Did you use true-life stories in your novel? Can you give us an example?

While Balancing Act is absolutely a work of fiction, there are threads of my own experience woven throughout. Nora, the baby in the book, is loosely patterned after my daughter, Ana. She gets to talking in the sequel, Bottom Line, set to release in May. I see a lot of Ana in that part of Nora’s story.

The protagonist, Heidi Elliott, certainly has my sense of humor. Like Heidi, I taught high school Spanish. Like Heidi, I identify with the tightrope walk of a woman living in this century. I know the chaos of working, mothering, wife-ing, and trying to be plain old me, for crying out loud. And like Heidi, I’ve had a certain amount of distrust for church-run women’s groups, always fearing they’ll make me quilt or something.
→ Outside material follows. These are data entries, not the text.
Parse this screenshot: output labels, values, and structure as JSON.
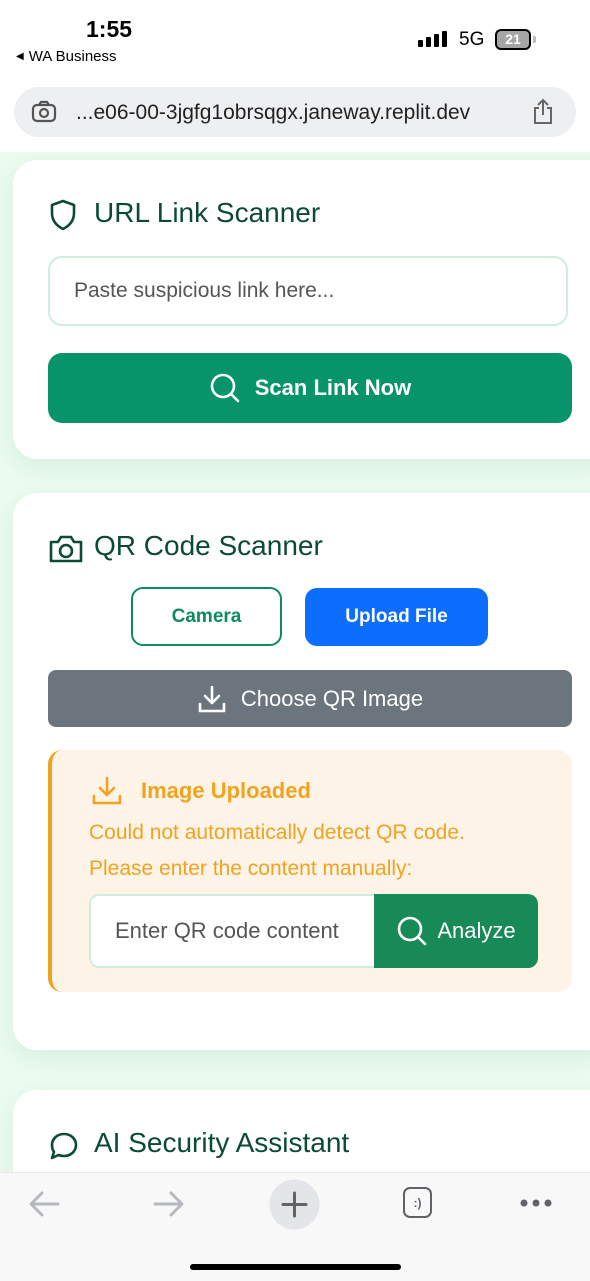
{
  "status_bar": {
    "time": "1:55",
    "back_app": "WA Business",
    "network": "5G",
    "battery": "21"
  },
  "browser": {
    "url": "...e06-00-3jgfg1obrsqgx.janeway.replit.dev"
  },
  "url_scanner": {
    "title": "URL Link Scanner",
    "icon": "shield-icon",
    "input_placeholder": "Paste suspicious link here...",
    "scan_button": "Scan Link Now"
  },
  "qr_scanner": {
    "title": "QR Code Scanner",
    "icon": "camera-icon",
    "tab_camera": "Camera",
    "tab_upload": "Upload File",
    "choose_button": "Choose QR Image",
    "alert": {
      "title": "Image Uploaded",
      "message_line1": "Could not automatically detect QR code.",
      "message_line2": "Please enter the content manually:",
      "input_placeholder": "Enter QR code content",
      "analyze_button": "Analyze"
    }
  },
  "ai_assistant": {
    "title": "AI Security Assistant",
    "icon": "chat-bubble-icon"
  },
  "bottom_nav": {
    "tabs_glyph": ":)"
  },
  "colors": {
    "primary_green": "#07946b",
    "dark_green_text": "#0b4a34",
    "upload_blue": "#0d6efd",
    "choose_gray": "#6c757d",
    "warning_orange": "#f0a321",
    "warning_bg": "#fdf3e6",
    "analyze_green": "#178a57",
    "page_bg": "#eafbf0"
  }
}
But I’ve assured my family that unlike what occurs in the book, there are no skanky dealings in my marriage, that I don’t know any well-endowed heiresses, and that none of my relatives are represented in the characters. Well, that last part isn’t entirely true, but you’ll have to wait to read my posthumous memoirs to get the full scoop.

How do you balance motherhood and writing?

It isn’t pretty, I’ll tell you that much. Far easier to make up a story about the balancing act than to actually do it well oneself. I’ve been known to type while my son drools on my big toe and my daughter screams the soundtrack to “Little Mermaid” in the background. This system does not seem to reap the most productive writing moments. So I have help. God has always turned out to be sufficient when I let Him. My mother, bless her, and my babysitter, Ashley, bless her too, help me out for a couple hours each day so I can write. My husband is a fantastic human being who assumes I can conquer the world and should. My friendships keep me above the surface just when I think I’ll sink.

And on grace-drenched days, there’s always naptime.

Author Bio: After teaching Spanish and English as a Second Language, Kimberly Stuart took a huge increase in pay to stay at home full time with her daughter, Ana. She lives in Des Moines, IA. While writing Balancing Act, Kimberly was pregnant with her second child.

Wednesday, December 06, 2006

CFBA Spotlights: Never Ceese, by Sue Dent

Sue Dent was born and raised in Jackson, Mississippi and currently resides in Ridgeland. When not writing, Sue designs websites and works with digital photograpy.

Sue loves to hear from her fans through her website. In fact, the push from eager readers has already set the ball rolling, and she's hard at work on Forever Richard, the sequel.

In Never Ceese, Sue sets out to prove that faith and fun can live happily in the same story, and that vampire/werewolf fantasy can have a spiritual message too.

This is the debut spiritual fantasy novel of author Sue Dent. It is published by Journey Stone Creations. I have yet to read it, but have heard good things about it. Go check it out at the author's website:

Sunday, December 03, 2006

Stranded, by Lorena McCourtney

Ivy Malone is at it again. Her mutant curiosity gene is in full gear, and her LOL (little old lady) antics are more hilarious than ever. The author does not disappoint with this 4th book in the Ivy Malone Mystery series. In fact, it just may be her best yet. I thought I solved the case on page 79 only to find out I was at least partially mistaken at the end.

Fleeing from a prior dangerous situation, Ivy's camper breaks down in the mountains of Colorado. She is, as the title says, stranded until she can come up with the money for a new engine. While in the cozy town of Hello she discovers--you guessed it--another unsolved murder. She may as well snoop around a bit while she's there. Suspense mounts as she racks up suspects and motives. Will her mutant curiosity gene prove sufficient clear up Hello's unsolved murder?

I highly recommend this book for mystery lovers of any kind. Not overtly Christian, Ivy does share her faith in God, help people in need when possible, and pray. I like the non-preachy approach. There are still lessons to be learned and a whole lot of enjoyment along the way.

Lorena McCourtney's Website
An added note from Karri: I just received word that Lorena McCourtney has joined the ranks of ACFW. Welcome to the group, Lorena!